* _Work order_
In how many lines of these records does the word "amount" appear? Give the number by itself.

* _Data shown_
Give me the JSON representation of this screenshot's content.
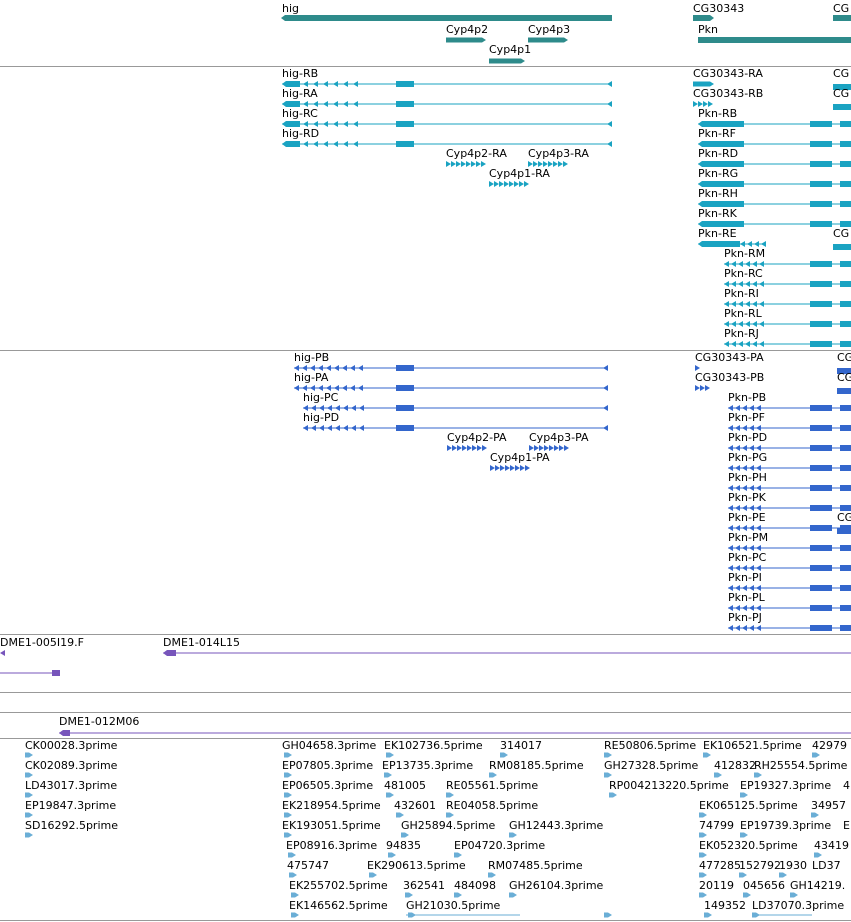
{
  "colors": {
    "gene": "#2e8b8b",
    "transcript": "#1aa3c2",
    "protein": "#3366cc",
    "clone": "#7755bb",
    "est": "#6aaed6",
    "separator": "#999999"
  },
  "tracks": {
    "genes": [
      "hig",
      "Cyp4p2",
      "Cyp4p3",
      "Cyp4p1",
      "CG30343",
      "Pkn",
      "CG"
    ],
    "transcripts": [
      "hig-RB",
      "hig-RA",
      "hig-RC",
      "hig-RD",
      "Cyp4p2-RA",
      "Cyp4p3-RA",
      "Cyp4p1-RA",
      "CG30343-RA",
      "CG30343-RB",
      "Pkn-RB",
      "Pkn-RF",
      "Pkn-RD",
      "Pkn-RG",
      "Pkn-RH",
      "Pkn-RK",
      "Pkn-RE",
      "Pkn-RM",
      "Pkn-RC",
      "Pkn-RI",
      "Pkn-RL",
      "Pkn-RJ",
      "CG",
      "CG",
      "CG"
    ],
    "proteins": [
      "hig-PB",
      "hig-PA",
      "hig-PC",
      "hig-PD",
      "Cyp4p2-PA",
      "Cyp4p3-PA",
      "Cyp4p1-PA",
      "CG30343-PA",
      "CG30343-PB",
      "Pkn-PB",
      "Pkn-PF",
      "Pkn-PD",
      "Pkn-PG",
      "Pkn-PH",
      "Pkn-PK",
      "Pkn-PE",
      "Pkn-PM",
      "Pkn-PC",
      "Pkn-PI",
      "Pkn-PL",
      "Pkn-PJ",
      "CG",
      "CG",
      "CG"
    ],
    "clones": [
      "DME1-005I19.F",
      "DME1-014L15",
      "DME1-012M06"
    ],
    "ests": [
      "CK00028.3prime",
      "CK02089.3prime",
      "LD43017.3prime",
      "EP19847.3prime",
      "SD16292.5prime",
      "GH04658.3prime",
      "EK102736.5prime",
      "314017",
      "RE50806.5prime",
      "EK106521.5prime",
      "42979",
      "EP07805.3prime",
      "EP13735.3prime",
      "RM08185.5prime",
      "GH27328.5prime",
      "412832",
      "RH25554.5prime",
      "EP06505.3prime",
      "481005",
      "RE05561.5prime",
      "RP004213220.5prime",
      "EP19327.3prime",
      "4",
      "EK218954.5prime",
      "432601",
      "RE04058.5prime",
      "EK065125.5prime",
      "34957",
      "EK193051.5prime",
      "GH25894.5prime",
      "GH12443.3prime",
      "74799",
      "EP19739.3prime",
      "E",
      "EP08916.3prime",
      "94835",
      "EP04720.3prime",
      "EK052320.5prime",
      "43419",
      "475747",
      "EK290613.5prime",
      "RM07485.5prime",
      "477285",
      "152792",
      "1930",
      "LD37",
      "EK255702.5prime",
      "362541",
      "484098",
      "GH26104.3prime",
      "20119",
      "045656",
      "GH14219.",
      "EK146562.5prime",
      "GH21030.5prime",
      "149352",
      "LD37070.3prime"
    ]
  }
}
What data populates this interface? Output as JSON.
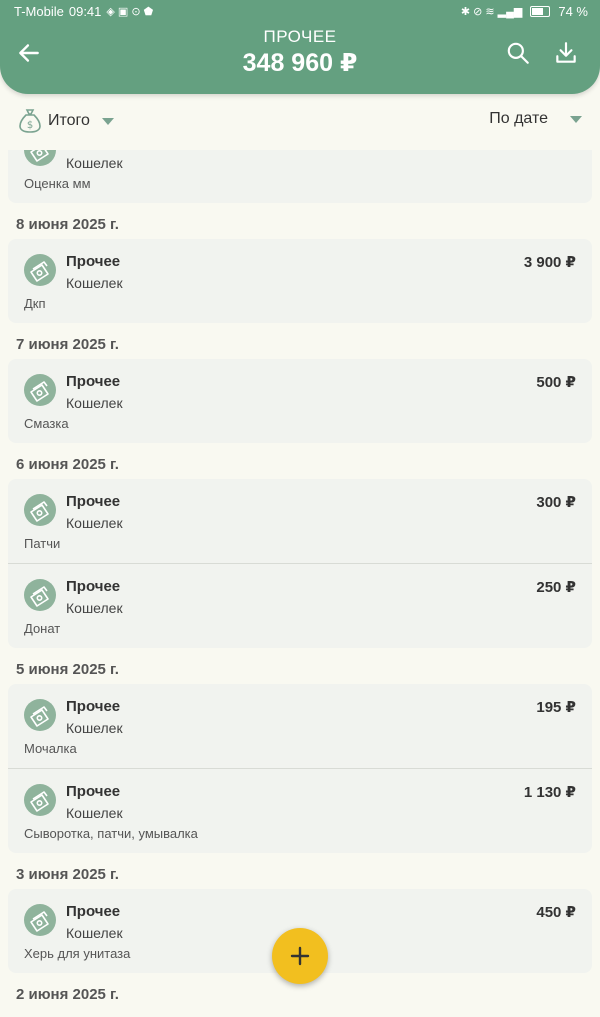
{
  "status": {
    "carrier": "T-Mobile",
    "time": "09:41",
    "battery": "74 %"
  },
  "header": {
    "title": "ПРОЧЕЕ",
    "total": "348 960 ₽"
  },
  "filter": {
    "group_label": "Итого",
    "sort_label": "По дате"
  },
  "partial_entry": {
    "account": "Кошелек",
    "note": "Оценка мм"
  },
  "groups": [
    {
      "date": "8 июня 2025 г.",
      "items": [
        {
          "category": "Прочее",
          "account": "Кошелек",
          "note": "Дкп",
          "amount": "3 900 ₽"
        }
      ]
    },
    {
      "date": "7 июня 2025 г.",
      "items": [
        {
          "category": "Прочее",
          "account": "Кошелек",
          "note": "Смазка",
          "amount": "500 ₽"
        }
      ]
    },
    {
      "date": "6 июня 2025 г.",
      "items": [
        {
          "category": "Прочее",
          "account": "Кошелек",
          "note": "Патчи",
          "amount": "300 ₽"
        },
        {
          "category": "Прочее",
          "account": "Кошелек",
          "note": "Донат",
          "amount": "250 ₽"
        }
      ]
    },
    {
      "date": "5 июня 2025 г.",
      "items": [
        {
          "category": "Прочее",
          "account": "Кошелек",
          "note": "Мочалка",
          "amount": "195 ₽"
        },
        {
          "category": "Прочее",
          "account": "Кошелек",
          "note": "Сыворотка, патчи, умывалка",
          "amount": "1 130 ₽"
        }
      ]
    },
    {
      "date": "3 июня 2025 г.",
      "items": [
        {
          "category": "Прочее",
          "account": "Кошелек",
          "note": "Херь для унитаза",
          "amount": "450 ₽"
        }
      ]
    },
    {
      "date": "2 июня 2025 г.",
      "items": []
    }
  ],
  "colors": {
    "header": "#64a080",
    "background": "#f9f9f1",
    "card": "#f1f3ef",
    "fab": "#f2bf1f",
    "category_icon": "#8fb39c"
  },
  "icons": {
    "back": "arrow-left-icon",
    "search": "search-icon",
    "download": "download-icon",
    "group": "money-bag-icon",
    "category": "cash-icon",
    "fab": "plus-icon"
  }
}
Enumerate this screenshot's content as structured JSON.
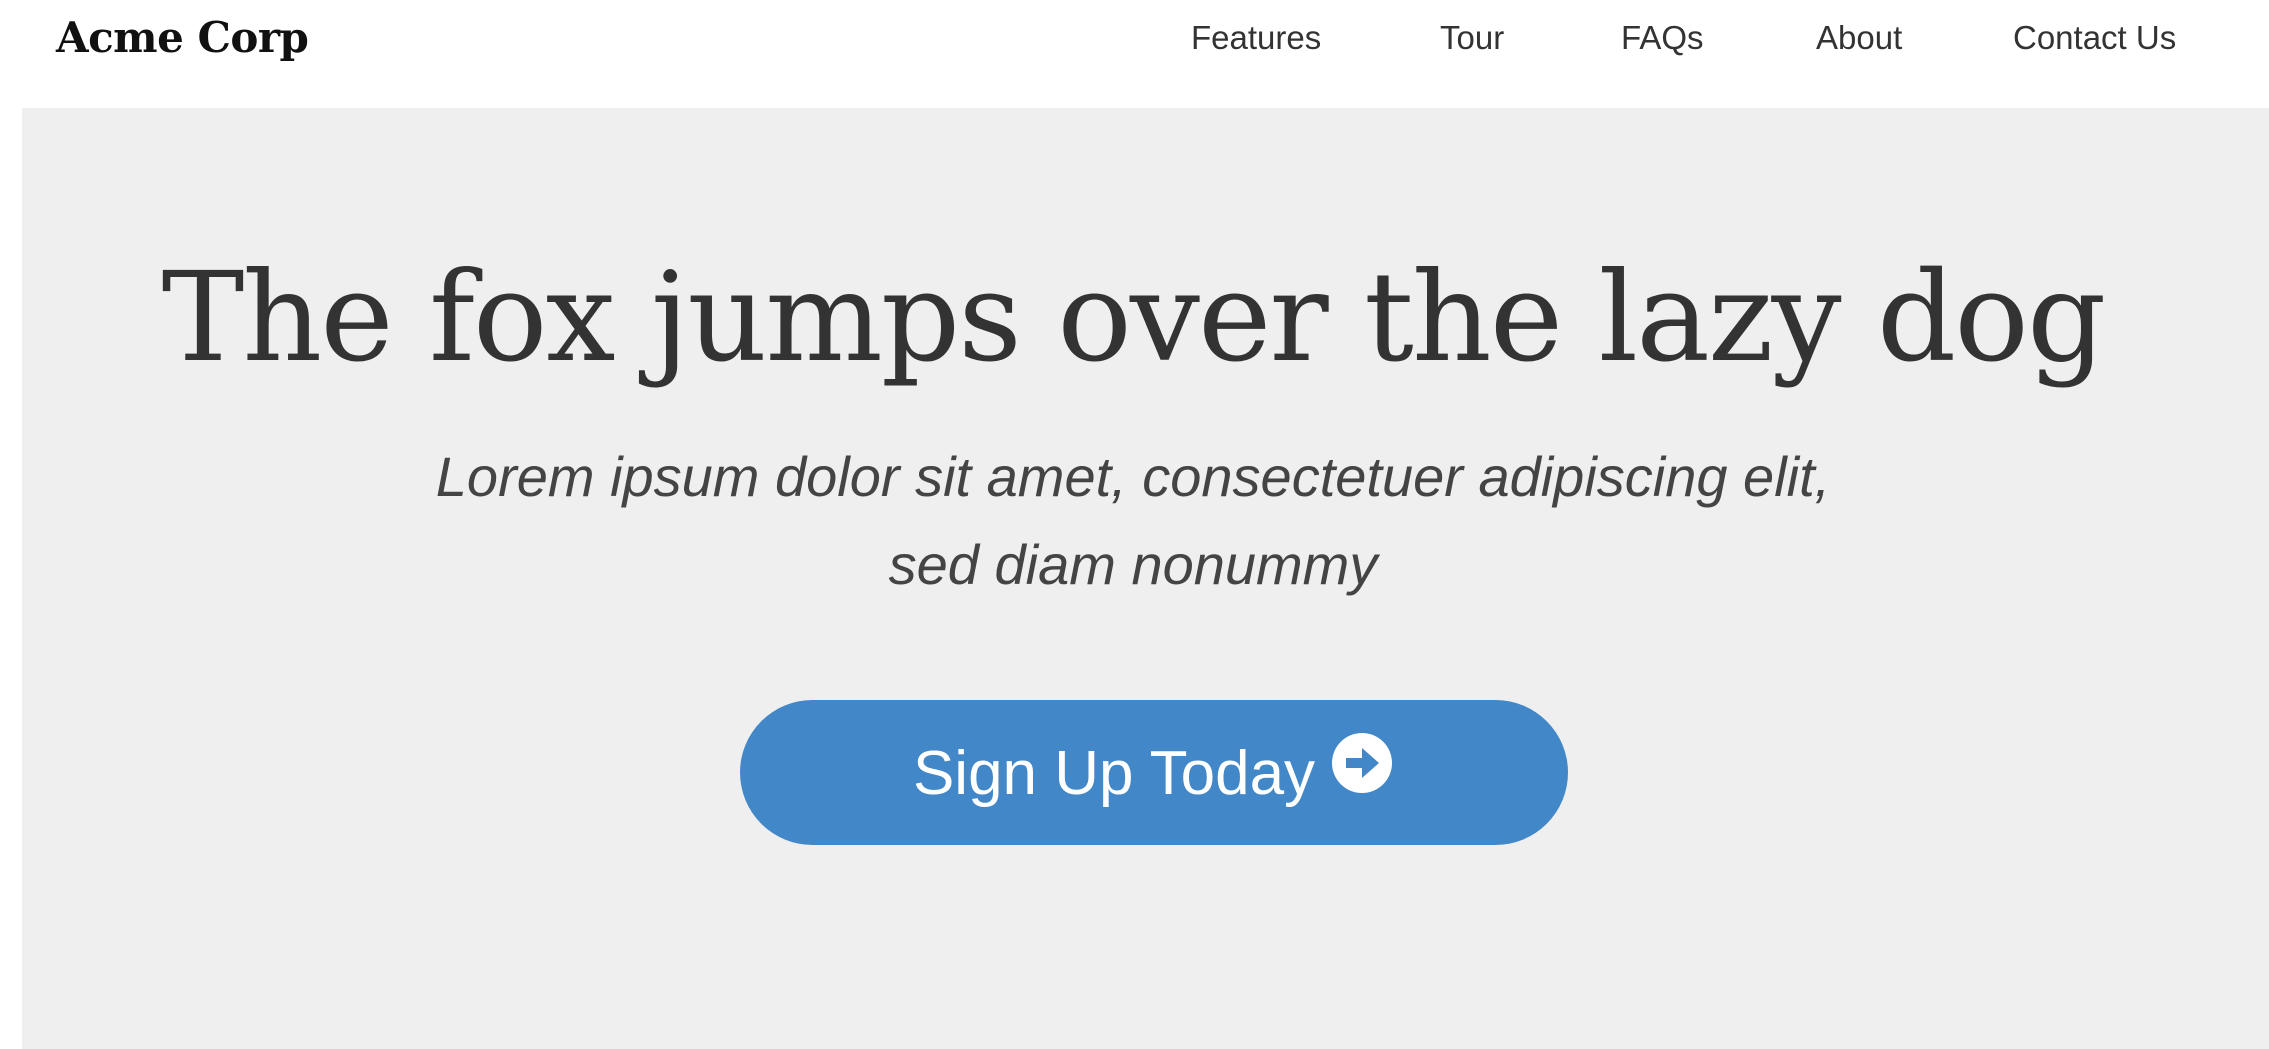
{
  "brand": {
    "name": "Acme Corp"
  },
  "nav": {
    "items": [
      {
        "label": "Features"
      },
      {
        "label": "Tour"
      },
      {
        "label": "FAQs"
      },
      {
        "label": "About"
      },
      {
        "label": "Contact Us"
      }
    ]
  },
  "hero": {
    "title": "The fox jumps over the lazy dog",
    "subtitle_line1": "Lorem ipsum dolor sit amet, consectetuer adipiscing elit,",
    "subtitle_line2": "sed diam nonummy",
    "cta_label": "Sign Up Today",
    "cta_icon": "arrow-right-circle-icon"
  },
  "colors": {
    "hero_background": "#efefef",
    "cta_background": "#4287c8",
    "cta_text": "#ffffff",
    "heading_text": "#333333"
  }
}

* _Your solution_
7